* **Supplied data**
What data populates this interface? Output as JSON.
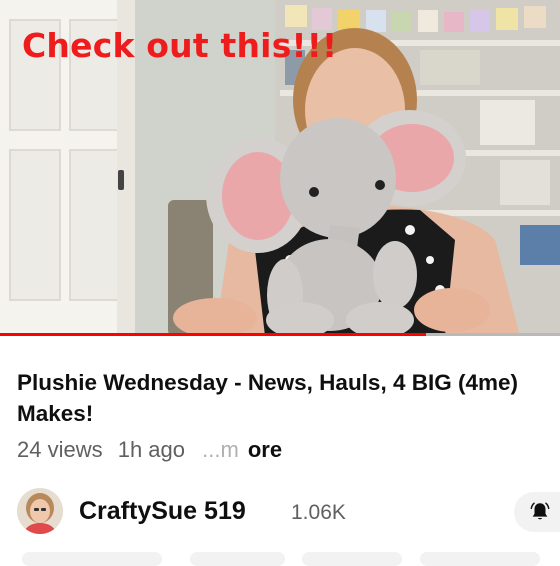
{
  "video": {
    "overlay_text": "Check out this!!!",
    "progress": 0.76
  },
  "details": {
    "title": "Plushie Wednesday - News, Hauls, 4 BIG (4me) Makes!",
    "views": "24 views",
    "age": "1h ago",
    "more_prefix": "...m",
    "more_suffix": "ore"
  },
  "channel": {
    "name": "CraftySue 519",
    "subscribers": "1.06K",
    "bell_icon": "bell-icon"
  },
  "colors": {
    "overlay_red": "#ee1c1c",
    "progress_red": "#ff0000"
  }
}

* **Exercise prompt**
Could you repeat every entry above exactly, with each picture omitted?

* **Task result**
What data populates this interface? Output as JSON.
{
  "video": {
    "overlay_text": "Check out this!!!",
    "progress": 0.76
  },
  "details": {
    "title": "Plushie Wednesday - News, Hauls, 4 BIG (4me) Makes!",
    "views": "24 views",
    "age": "1h ago",
    "more_prefix": "...m",
    "more_suffix": "ore"
  },
  "channel": {
    "name": "CraftySue 519",
    "subscribers": "1.06K",
    "bell_icon": "bell-icon"
  },
  "colors": {
    "overlay_red": "#ee1c1c",
    "progress_red": "#ff0000"
  }
}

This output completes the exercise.